DT: How much will this cover for the recording process?

Sebastian: Well, we don’t know because it’s going to be kind of a long process so for the first wave, it’s not going to cover everything. I think as far as the studio time, we’re looking at $3,000 for the studio time, including the tape over. A $1,000 mix, so we’re looking at $5,000.

Torrey: So we’re still paying it from our pockets.

Jeff Cozier: But it’s one of those things where it’s cool that our fans can help us towards a goal that we’ll eventually reach.

DT: So the first EP always kind of sets the tone and the vibe for the band’s future, so what can people expect from this EP?

Sebastian: The first three songs are a stream of conscious, as they are pretty much all one song. I wrote them all in one try and they are all pretty much about the same thing. And all of the songs pretty much have the same theme.

DT: And what’s that?

Sebastian: The theme is well, see, the last song is Seth’s song so I can’t really speak for his, but we can kind of wrote the lyrics together to make it coherent. So it’s basically about, I got into like this phase ten months ago and I was just convinced, and I’m probably still in this phase and still convinced that women are just completely better than men are. Yeah, I got into this phase and I just felt random guilt, which was comical to me, but also it made sense. It was ironic, so I thought that was funny, so I wrote about it. The fourth song, which is “I Wouldn’t Mind At All,” that’s about a guy — I’ve never gone through this experience but — where he knows for sure that his girlfriend has been completely cheating on him and she doesn’t respect him or anything like that. But he knows that if he ends up standing up to her saying ‘fuck this, I’m not dealing with this, she’s totally using me,’ he’s still going to feel just at vacant and lonely, so he just lets it die out. So it’s kind of an opposite role of men having the superiority and being able to cheat on women and women being just like ‘oh, okay.’ Because if a girl cheats on a dude, it’s like ‘fucking over, it’s fucking over, we’re done’ and I say this for myself to because I would not stay in it for that but I just thought it was an interesting kind of psychology.

DT: So you guys are fairly new in coming together, how has that been?

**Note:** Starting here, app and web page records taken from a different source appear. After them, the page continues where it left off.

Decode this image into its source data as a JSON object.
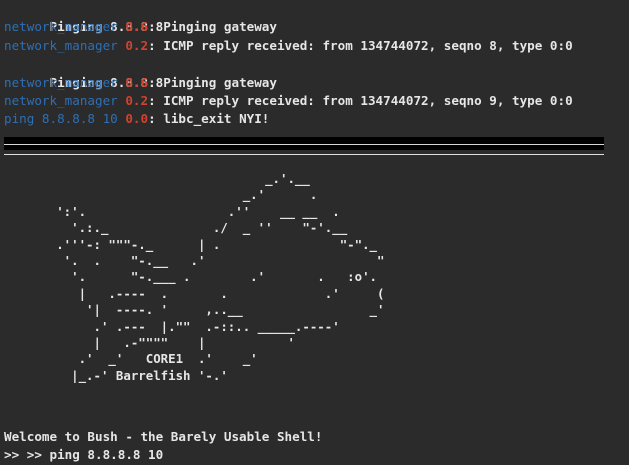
{
  "terminal": {
    "log": [
      {
        "prefix": "",
        "level": "",
        "message": "Pinging 8.8.8.8"
      },
      {
        "prefix": "network_manager",
        "level": "0.6",
        "message": ": Pinging gateway"
      },
      {
        "prefix": "network_manager",
        "level": "0.2",
        "message": ": ICMP reply received: from 134744072, seqno 8, type 0:0"
      },
      {
        "prefix": "",
        "level": "",
        "message": "Pinging 8.8.8.8"
      },
      {
        "prefix": "network_manager",
        "level": "0.6",
        "message": ": Pinging gateway"
      },
      {
        "prefix": "network_manager",
        "level": "0.2",
        "message": ": ICMP reply received: from 134744072, seqno 9, type 0:0"
      },
      {
        "prefix": "ping 8.8.8.8 10",
        "level": "0.0",
        "message": ": libc_exit NYI!"
      }
    ],
    "ascii_art": "                                   _.'.__\n                                _.'      .\n       ':'.                   .''    __ __  .\n         '.:._              ./  _ ''    \"-'.__\n       .'''-: \"\"\"-._      | .                \"-\"._\n        '.  .    \"-.__   .'                       \"\n         '.      \"-.___ .        .'       .   :o'.\n          |   .----  .       .             .'     (\n           '|  ----. '     ,..__                 _'\n            .' .---  |.\"\"  .-::.. _____.----'\n            |   .-\"\"\"\"    |           '\n          .'  _'   CORE1  .'    _'\n         |_.-' Barrelfish '-.'",
    "welcome": "Welcome to Bush - the Barely Usable Shell!",
    "prompt": ">> >> ping 8.8.8.8 10"
  }
}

Sebastian: It’s been great. From my personal opinion, it’s the best that this band has ever sounded. Andrew and Jeff are really into it and they try. Which not a lot of musicians try, believe it or not some don’t fucking care. [Andrew and Jeff] care about it. It’s not ‘I’m just going to play drums.’ They want to get it down. They want to play the songs over again which is fucking rare. I’m sorry I just hate musicians sometimes, I just hate them, especially rock musicians. It’s such a waste. There are two kinds of musicians, musicians who just cannot stop thinking about it, always think about it and want it, and then there’s the ones who just do it for fun like they play chess for fun. You know, so they don’t really care. I sound like a real big asshole right now. [laughs]. It’s just great to play with people who care. It is important to find out ... figure out what kind of music we can make together, instead of playing in our own worlds and not try to connect with each other. I guess that’s the ultimate goal.

Whitsitt: One of the most important things any band can do is be open to as many influences as possible. And I always think its great if you are playing with new people, no matter what the writing process is or the playing process is, the fact that everybody is really into what they are in to, it’s the most important in playing as a band.

DT: So two questions — stemming off from that is one, what’s a major difference in the band’s sound before Andrew and Jeff came a long and then, what are some of your influences?

Sebastian: Your basement. [laughs] I think it was a lot more boring. I know it’s harsh and pessimistic. I think that for me personally the way I write songs is I write them and I am like ‘this is a good song’ and that’s it. And I thought that was all that mattered. And it’s not. When I started listening to them — I never listened to them, I just played them — but when I started listening to them, I thought ‘I would never listen to this.’ It’s not bad but it just wasn’t interesting.

DT: And your influences?

Cozier: The Beatles. It's not something we've discussed before, but the Beatles are definitely an inspiration.